Marketers can gain more value from Google Analytics by customising it up for their business.
It’s common to hear marketers complain that Google Analytics isn’t useful, presents inaccurate data, and generally doesn’t help them make business decisions.
Such complaints are a consequence of running Google Analytics straight out of the box and not telling it how to interpret and present your data.
The benefit of doing so is actionable intelligence and more effective marketing.
Here are six things you can do to get Google Analytics working harder for your business:
1. Make sure all pages are tagged correctly
Tags relay information from your website to Google Analytics through Google Tag Manager (or an alternative such as Tealium). Missed tags result in incorrect and inaccurate metrics being reported in Google Analytics.
You should go through your website to verify that all pages are correctly tagged. Google offers a number of free tools to help with this, including Google Tag Assistant, GA Debug, and Web Developer Tools.

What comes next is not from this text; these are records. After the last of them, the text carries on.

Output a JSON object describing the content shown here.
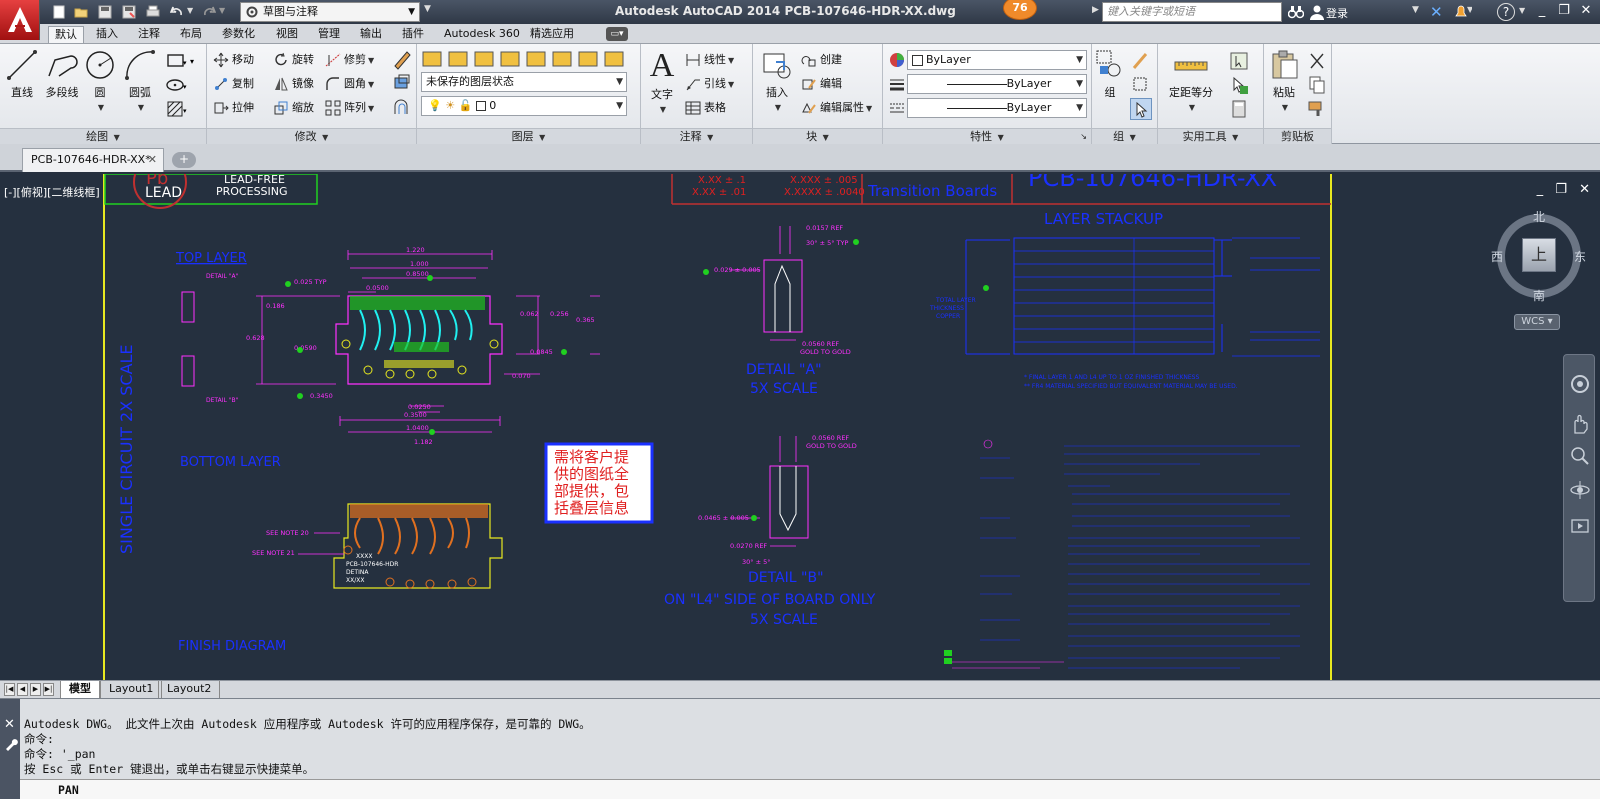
{
  "window": {
    "title": "Autodesk AutoCAD 2014    PCB-107646-HDR-XX.dwg",
    "workspace": "草图与注释",
    "badge_count": "76",
    "search_placeholder": "键入关键字或短语",
    "login": "登录"
  },
  "ribbon": {
    "tabs": [
      "默认",
      "插入",
      "注释",
      "布局",
      "参数化",
      "视图",
      "管理",
      "输出",
      "插件",
      "Autodesk 360",
      "精选应用"
    ],
    "panels": {
      "draw": {
        "title": "绘图",
        "line": "直线",
        "polyline": "多段线",
        "circle": "圆",
        "arc": "圆弧"
      },
      "modify": {
        "title": "修改",
        "move": "移动",
        "rotate": "旋转",
        "trim": "修剪",
        "copy": "复制",
        "mirror": "镜像",
        "fillet": "圆角",
        "stretch": "拉伸",
        "scale": "缩放",
        "array": "阵列"
      },
      "layers": {
        "title": "图层",
        "layer_state": "未保存的图层状态",
        "current_layer": "0"
      },
      "annotation": {
        "title": "注释",
        "text": "文字",
        "linear": "线性",
        "leader": "引线",
        "table": "表格"
      },
      "block": {
        "title": "块",
        "insert": "插入",
        "create": "创建",
        "edit": "编辑",
        "edit_attr": "编辑属性"
      },
      "properties": {
        "title": "特性",
        "color": "ByLayer",
        "linetype": "ByLayer",
        "lineweight": "ByLayer"
      },
      "groups": {
        "title": "组",
        "group": "组"
      },
      "utilities": {
        "title": "实用工具",
        "measure": "定距等分"
      },
      "clipboard": {
        "title": "剪贴板",
        "paste": "粘贴"
      }
    }
  },
  "document": {
    "tab_name": "PCB-107646-HDR-XX*",
    "viewport_label": "[-][俯视][二维线框]"
  },
  "viewcube": {
    "north": "北",
    "south": "南",
    "east": "东",
    "west": "西",
    "face": "上",
    "wcs": "WCS"
  },
  "drawing": {
    "lead_free": "LEAD-FREE",
    "processing": "PROCESSING",
    "lead": "LEAD",
    "pb": "Pb",
    "tol1": "X.XX ± .1",
    "tol2": "X.XX ± .01",
    "tol3": "X.XXX ± .005",
    "tol4": "X.XXXX ± .0040",
    "transition": "Transition Boards",
    "part_number": "PCB-107646-HDR-XX",
    "layer_stackup": "LAYER STACKUP",
    "top_layer": "TOP LAYER",
    "bottom_layer": "BOTTOM LAYER",
    "finish_diagram": "FINISH DIAGRAM",
    "single_circuit": "SINGLE CIRCUIT 2X SCALE",
    "detail_a": "DETAIL \"A\"",
    "detail_a_scale": "5X SCALE",
    "detail_b": "DETAIL \"B\"",
    "detail_b_side": "ON \"L4\" SIDE OF BOARD ONLY",
    "detail_b_scale": "5X SCALE",
    "note_box": [
      "需将客户提",
      "供的图纸全",
      "部提供，包",
      "括叠层信息"
    ],
    "see_note_20": "SEE NOTE 20",
    "see_note_21": "SEE NOTE 21",
    "detail_a_label": "DETAIL \"A\"",
    "detail_b_label": "DETAIL \"B\"",
    "dims": [
      "1.220",
      "1.000",
      "0.8500",
      "0.0500",
      "0.025 TYP",
      "0.186",
      "0.628",
      "0.0590",
      "0.3450",
      "0.0250",
      "0.3500",
      "1.0400",
      "1.182",
      "0.062",
      "0.256",
      "0.365",
      "0.070",
      "0.0845",
      "0.0157 REF",
      "30° ± 5° TYP",
      "0.029 ± 0.005",
      "0.0560 REF",
      "GOLD TO GOLD",
      "0.0560 REF",
      "GOLD TO GOLD",
      "0.0465 ± 0.005",
      "0.0270 REF",
      "30° ± 5°"
    ]
  },
  "layout_tabs": [
    "模型",
    "Layout1",
    "Layout2"
  ],
  "command": {
    "history": [
      "Autodesk DWG。  此文件上次由 Autodesk 应用程序或 Autodesk 许可的应用程序保存，是可靠的 DWG。",
      "命令:",
      "命令: '_pan",
      "按 Esc 或 Enter 键退出，或单击右键显示快捷菜单。"
    ],
    "current": "PAN"
  }
}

2. Setup conversion goals and events
Goals are used to differentiate different types of conversions. This could be a product sale, new business lead generated via a phone call, or downloading a brochure. Events are small goals, such as spending a certain amount of time onsite, clicking a button, or watching a video through to completion. Being able to delineate URL-based goals and events helps with being able to attribute conversions to marketing efforts, as well as uncover opportunities to improve the user experience.
Having goals and events setup correctly in Google Analytics will immediately provide meaningful business intelligence to improve performance.
3. Integrate digital media channels
Having proper integrations between Google Analytics and tools like AdWords and DoubleClick Campaign Manager ensures you’re collecting and reporting all the right data when it comes to what’s driving traffic and sales. This helps with attribution analysis, which helps you optimise your media spend and marketing activities. There should be minimal variation between what your media agency is reporting, what you’re seeing in Google Analytics, and what sales are being recorded in your data warehouse.
4. Setup and use consistent campaign parameters in UTM
Campaign parameters such as the campaign name, source, and medium, give you detailed information about how users arrived at your site. Parameters are defined in UTM (Urchin tracking modules), which should be managed internally and applied to every piece of media used, patricianly for advertising. Tracking the performance of what media is driving high volume and high value traffic helps you optimise towards the best performing content.
5. Use custom channel groupings
Custom channel groupings allow you to define channels in more meaningful ways than using Google Analytics’ default channel groupings. Custom channel groupings are best used to measure performance of marketing tactics at each stage of the customer journey. This includes but is not limited to creating customer channel groupings for paid vs organic traffic, branded vs non-branded traffic in whatever way best suits your business.
6. Regularly import cost data
Cost data import gives you the ability to compare uploaded data to data for AdWords and other Google campaigns, enabling you to monitor performance across all your channels. Although importing cost data is a manual process, the benefit is Google Analytics becomes a single source of truth.
Google Analytics is a powerful tool that can help marketers make better decisions and drive improved performance.
You cannot take advantage of Google Analytics features if you don’t customise it for your business. As the old adage goes, you get out what you put in.
If you need a hand or want to talk about how your business can better use Google Analytics, we’d love to chat.